Fr. Donohue takes the stage

Mary Beth Grady

If you have seen a show in Vasey, there is a good chance it was something Fr. Peter Donohue directed.  You might have seen the slide-show history of the buildings and legends of Villanova narrated by him, or have had him as a teacher in dramaturgy, musical theatre,or the theatrical experience.  Many have eaten a dinner he has cooked at Burns Hall, attended one of his Masses, or seen students dance the dance he teaches his theatrical experience classes (informally called the Fr. Peter dance).  You might know he is the chairperson of the theatre department or have heard of his five Barrymore nominations and Barrymore award.

Fr. Peter Donohue did not become a big deal when his presidency was announced.  He was already a big deal.  For those who have wondered how he made himself into a staple of Villanova theatre, here is a little slide-show history of this Villanova legend.

Fr. Peter began performing in plays as a child for the same reason many of us probably started activities we have come to love: he wanted to emulate his older brother.  He continued acting throughout high school and on into college, becoming involved in musicals his junior and senior years at Villanova.  After Villanova, he went on to receive his master’s from Catholic University and to become a high school English teacher.  

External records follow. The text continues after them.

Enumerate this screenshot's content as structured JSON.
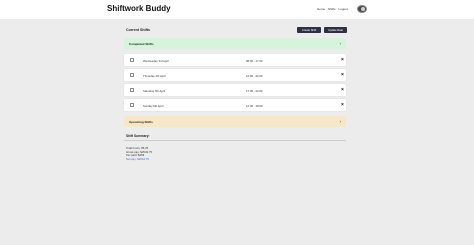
{
  "header": {
    "brand": "Shiftwork Buddy",
    "nav": [
      "Home",
      "Shifts",
      "Logout"
    ]
  },
  "main": {
    "title": "Current Shifts",
    "buttons": {
      "create": "Create Shift",
      "update": "Update Rate"
    },
    "completed_label": "Completed Shifts",
    "upcoming_label": "Upcoming Shifts",
    "shifts": [
      {
        "day": "Wednesday 3rd April",
        "time": "08:00 - 17:00"
      },
      {
        "day": "Thursday 4th April",
        "time": "12:00 - 22:00"
      },
      {
        "day": "Saturday 6th April",
        "time": "17:00 - 22:00"
      },
      {
        "day": "Sunday 9th April",
        "time": "12:00 - 18:00"
      }
    ]
  },
  "summary": {
    "title": "Shift Summary:",
    "lines": [
      "Total hours: 86.25",
      "Gross pay: $2543.75",
      "Tax paid: $469",
      "Net pay: $2044.75"
    ]
  },
  "colors": {
    "completed_bg": "#d6f4db",
    "upcoming_bg": "#f7e7c7",
    "button_bg": "#2f3142",
    "net_pay": "#3a6de0"
  }
}
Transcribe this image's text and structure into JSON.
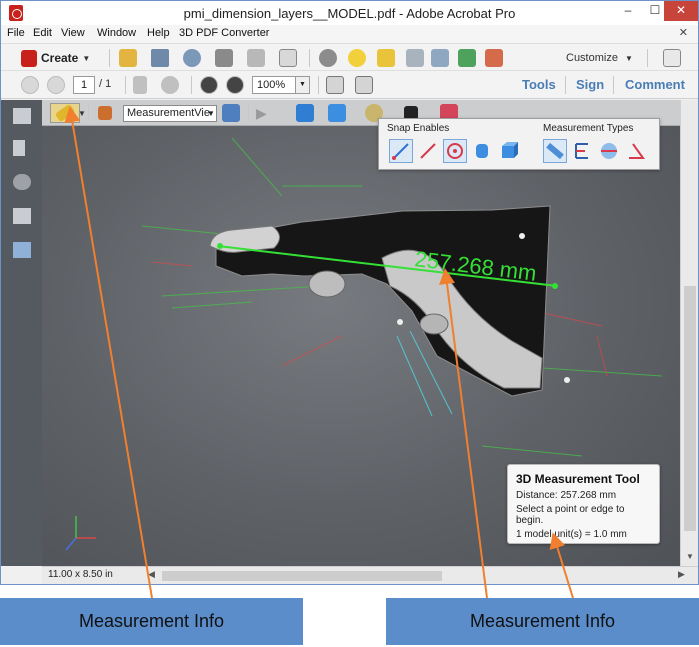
{
  "window": {
    "title": "pmi_dimension_layers__MODEL.pdf - Adobe Acrobat Pro",
    "controls": {
      "minimize": "–",
      "maximize": "☐",
      "close": "✕"
    }
  },
  "menu": {
    "items": [
      "File",
      "Edit",
      "View",
      "Window",
      "Help",
      "3D PDF Converter"
    ],
    "close_doc": "✕"
  },
  "toolbar": {
    "create_label": "Create",
    "customize_label": "Customize"
  },
  "navigation": {
    "page_number": "1",
    "page_total": "/ 1",
    "zoom": "100%"
  },
  "panes": {
    "tools": "Tools",
    "sign": "Sign",
    "comment": "Comment"
  },
  "toolbar3d": {
    "view_select": "MeasurementVie"
  },
  "snap_panel": {
    "snap_title": "Snap Enables",
    "types_title": "Measurement Types"
  },
  "model": {
    "dimension_label": "257.268 mm"
  },
  "measurement_info": {
    "title": "3D Measurement Tool",
    "distance": "Distance: 257.268 mm",
    "instruction": "Select a point or edge to begin.",
    "units": "1 model unit(s) = 1.0 mm"
  },
  "status": {
    "page_size": "11.00 x 8.50 in"
  },
  "callouts": {
    "left": "Measurement Info",
    "right": "Measurement Info"
  },
  "colors": {
    "callout_bg": "#5b8dcb",
    "arrow": "#f07f2f",
    "dimension": "#35e035",
    "pane_links": "#4a7db5"
  }
}
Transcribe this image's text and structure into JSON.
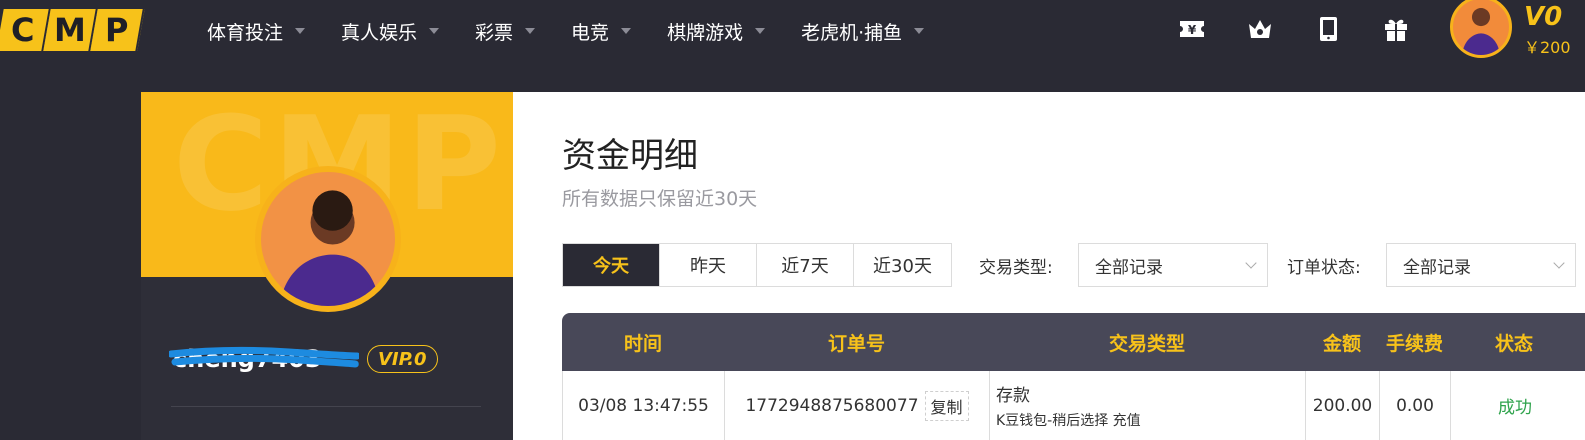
{
  "header": {
    "logo_letters": [
      "C",
      "M",
      "P"
    ],
    "nav": [
      {
        "label": "体育投注"
      },
      {
        "label": "真人娱乐"
      },
      {
        "label": "彩票"
      },
      {
        "label": "电竞"
      },
      {
        "label": "棋牌游戏"
      },
      {
        "label": "老虎机·捕鱼"
      }
    ],
    "icons": [
      "yen-ticket-icon",
      "crown-icon",
      "tablet-icon",
      "gift-icon"
    ],
    "vip_label": "V0",
    "balance": "￥200"
  },
  "profile": {
    "watermark": "CMP",
    "username": "cheng7403",
    "vip_badge": "VIP.0"
  },
  "main": {
    "title": "资金明细",
    "subtitle": "所有数据只保留近30天",
    "date_tabs": [
      {
        "label": "今天",
        "active": true
      },
      {
        "label": "昨天",
        "active": false
      },
      {
        "label": "近7天",
        "active": false
      },
      {
        "label": "近30天",
        "active": false
      }
    ],
    "filters": {
      "type_label": "交易类型:",
      "type_value": "全部记录",
      "status_label": "订单状态:",
      "status_value": "全部记录"
    },
    "table": {
      "headers": [
        "时间",
        "订单号",
        "交易类型",
        "金额",
        "手续费",
        "状态"
      ],
      "rows": [
        {
          "time": "03/08 13:47:55",
          "order_no": "1772948875680077",
          "copy_label": "复制",
          "type_main": "存款",
          "type_sub": "K豆钱包-稍后选择 充值",
          "amount": "200.00",
          "fee": "0.00",
          "status": "成功"
        }
      ]
    }
  },
  "colors": {
    "accent": "#f7c21a",
    "header_bg": "#2a2a34",
    "table_head_bg": "#484858",
    "success": "#2fa34c"
  }
}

His story could end there if his vocation director had not called him in the summer of 1985 to tell him to return to Villanova for three years.  Dr. Christy, a former teacher of his, asked if he would take a role in a play called Playboy of the Western World.   Fr. Peter agreed and became involved in Villanova theatre once again.  

Around that time Villanova’s theatre was undergoing some restructuring and a production manager was needed.  The task fell on Fr. Peter’s shoulders.  He still believed he would finish his three years and return to high school teaching.  However, he instead ended up getting a Ph.D. from the University of Illinois and returning to Villanova in 1992 to direct the University’s theatre program.

Since Fr. Peter has been at Villanova, the philosophy of the program has remained the same, but there have been some changes though.  The play season has been shortened to maintain the quality of plays at Villanova.  The facility has gotten a little harder to work around.  The fine arts requirement has been added, and the B.F.A. in art and the undergraduate theatre major have been removed.  However, the fundamental focus on scholarly and practical approaches to theatre has remained.  

When asked the best part about theatre at Villanova, Fr. Peter smiled as if there were many “best-parts” to his current job.  After a little thought, he settled on an answer and replied, “Directing.  I’ve worked with a lot of talented young people.”  He avowed the nostalgia of auditioning for Vasey’s next musical “Urinetown” and attributed credit for all the awards he has received to the casts he has worked with.  

What will he miss the most as he takes on his new responsibilities? The casts. “They’re who I’ll miss the most,” he said.